## EXERCISE PROMPT
Print the data that follows without changing a single word.

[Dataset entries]
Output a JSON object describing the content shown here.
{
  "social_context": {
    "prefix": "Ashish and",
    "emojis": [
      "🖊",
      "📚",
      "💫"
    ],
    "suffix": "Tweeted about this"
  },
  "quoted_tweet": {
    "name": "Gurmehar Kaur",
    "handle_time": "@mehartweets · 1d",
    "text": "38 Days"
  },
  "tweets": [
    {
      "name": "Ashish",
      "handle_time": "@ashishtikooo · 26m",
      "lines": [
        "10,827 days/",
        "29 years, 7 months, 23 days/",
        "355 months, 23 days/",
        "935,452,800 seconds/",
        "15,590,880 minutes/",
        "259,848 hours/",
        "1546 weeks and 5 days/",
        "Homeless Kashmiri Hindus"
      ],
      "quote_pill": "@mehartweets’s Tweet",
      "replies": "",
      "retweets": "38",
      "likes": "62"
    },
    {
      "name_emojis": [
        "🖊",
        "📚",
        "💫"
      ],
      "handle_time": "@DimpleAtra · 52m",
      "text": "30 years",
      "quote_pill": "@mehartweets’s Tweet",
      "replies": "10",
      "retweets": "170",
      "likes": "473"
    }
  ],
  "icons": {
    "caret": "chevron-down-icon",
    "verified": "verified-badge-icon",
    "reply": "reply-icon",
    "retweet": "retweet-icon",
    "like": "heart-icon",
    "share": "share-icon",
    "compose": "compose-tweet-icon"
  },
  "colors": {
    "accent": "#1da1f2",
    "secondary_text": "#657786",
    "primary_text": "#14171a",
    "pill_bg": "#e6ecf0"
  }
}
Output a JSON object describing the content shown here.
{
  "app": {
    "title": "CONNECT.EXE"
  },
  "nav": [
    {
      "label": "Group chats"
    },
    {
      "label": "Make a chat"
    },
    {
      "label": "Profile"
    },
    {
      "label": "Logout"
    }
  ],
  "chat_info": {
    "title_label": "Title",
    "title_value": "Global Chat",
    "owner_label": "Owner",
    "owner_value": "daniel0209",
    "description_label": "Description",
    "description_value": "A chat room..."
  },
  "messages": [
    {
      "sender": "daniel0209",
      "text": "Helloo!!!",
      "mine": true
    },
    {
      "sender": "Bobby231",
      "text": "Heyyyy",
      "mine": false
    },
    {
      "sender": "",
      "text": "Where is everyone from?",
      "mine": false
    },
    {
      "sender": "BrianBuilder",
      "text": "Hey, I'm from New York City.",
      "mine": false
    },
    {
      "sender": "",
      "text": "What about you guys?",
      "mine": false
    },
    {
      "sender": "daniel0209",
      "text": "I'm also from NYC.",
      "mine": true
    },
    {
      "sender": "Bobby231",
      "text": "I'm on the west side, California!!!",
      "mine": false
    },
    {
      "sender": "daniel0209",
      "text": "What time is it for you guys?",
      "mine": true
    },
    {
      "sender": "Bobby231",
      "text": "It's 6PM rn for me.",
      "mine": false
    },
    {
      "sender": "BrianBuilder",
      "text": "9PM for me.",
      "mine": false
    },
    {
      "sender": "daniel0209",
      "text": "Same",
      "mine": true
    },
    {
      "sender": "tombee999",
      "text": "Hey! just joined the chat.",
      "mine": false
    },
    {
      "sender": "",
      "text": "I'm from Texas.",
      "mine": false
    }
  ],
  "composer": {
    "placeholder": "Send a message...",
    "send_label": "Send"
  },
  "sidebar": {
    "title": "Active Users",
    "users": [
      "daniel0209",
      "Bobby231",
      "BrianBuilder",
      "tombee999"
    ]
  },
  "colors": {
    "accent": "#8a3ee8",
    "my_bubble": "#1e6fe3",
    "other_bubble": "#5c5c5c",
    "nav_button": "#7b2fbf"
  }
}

## WRITTEN SOLUTION
Output a JSON object describing the content shown here.
{
  "social_context": {
    "prefix": "Ashish and",
    "emojis": [
      "🖊",
      "📚",
      "💫"
    ],
    "suffix": "Tweeted about this"
  },
  "quoted_tweet": {
    "name": "Gurmehar Kaur",
    "handle_time": "@mehartweets · 1d",
    "text": "38 Days"
  },
  "tweets": [
    {
      "name": "Ashish",
      "handle_time": "@ashishtikooo · 26m",
      "lines": [
        "10,827 days/",
        "29 years, 7 months, 23 days/",
        "355 months, 23 days/",
        "935,452,800 seconds/",
        "15,590,880 minutes/",
        "259,848 hours/",
        "1546 weeks and 5 days/",
        "Homeless Kashmiri Hindus"
      ],
      "quote_pill": "@mehartweets’s Tweet",
      "replies": "",
      "retweets": "38",
      "likes": "62"
    },
    {
      "name_emojis": [
        "🖊",
        "📚",
        "💫"
      ],
      "handle_time": "@DimpleAtra · 52m",
      "text": "30 years",
      "quote_pill": "@mehartweets’s Tweet",
      "replies": "10",
      "retweets": "170",
      "likes": "473"
    }
  ],
  "icons": {
    "caret": "chevron-down-icon",
    "verified": "verified-badge-icon",
    "reply": "reply-icon",
    "retweet": "retweet-icon",
    "like": "heart-icon",
    "share": "share-icon",
    "compose": "compose-tweet-icon"
  },
  "colors": {
    "accent": "#1da1f2",
    "secondary_text": "#657786",
    "primary_text": "#14171a",
    "pill_bg": "#e6ecf0"
  }
}
Output a JSON object describing the content shown here.
{
  "app": {
    "title": "CONNECT.EXE"
  },
  "nav": [
    {
      "label": "Group chats"
    },
    {
      "label": "Make a chat"
    },
    {
      "label": "Profile"
    },
    {
      "label": "Logout"
    }
  ],
  "chat_info": {
    "title_label": "Title",
    "title_value": "Global Chat",
    "owner_label": "Owner",
    "owner_value": "daniel0209",
    "description_label": "Description",
    "description_value": "A chat room..."
  },
  "messages": [
    {
      "sender": "daniel0209",
      "text": "Helloo!!!",
      "mine": true
    },
    {
      "sender": "Bobby231",
      "text": "Heyyyy",
      "mine": false
    },
    {
      "sender": "",
      "text": "Where is everyone from?",
      "mine": false
    },
    {
      "sender": "BrianBuilder",
      "text": "Hey, I'm from New York City.",
      "mine": false
    },
    {
      "sender": "",
      "text": "What about you guys?",
      "mine": false
    },
    {
      "sender": "daniel0209",
      "text": "I'm also from NYC.",
      "mine": true
    },
    {
      "sender": "Bobby231",
      "text": "I'm on the west side, California!!!",
      "mine": false
    },
    {
      "sender": "daniel0209",
      "text": "What time is it for you guys?",
      "mine": true
    },
    {
      "sender": "Bobby231",
      "text": "It's 6PM rn for me.",
      "mine": false
    },
    {
      "sender": "BrianBuilder",
      "text": "9PM for me.",
      "mine": false
    },
    {
      "sender": "daniel0209",
      "text": "Same",
      "mine": true
    },
    {
      "sender": "tombee999",
      "text": "Hey! just joined the chat.",
      "mine": false
    },
    {
      "sender": "",
      "text": "I'm from Texas.",
      "mine": false
    }
  ],
  "composer": {
    "placeholder": "Send a message...",
    "send_label": "Send"
  },
  "sidebar": {
    "title": "Active Users",
    "users": [
      "daniel0209",
      "Bobby231",
      "BrianBuilder",
      "tombee999"
    ]
  },
  "colors": {
    "accent": "#8a3ee8",
    "my_bubble": "#1e6fe3",
    "other_bubble": "#5c5c5c",
    "nav_button": "#7b2fbf"
  }
}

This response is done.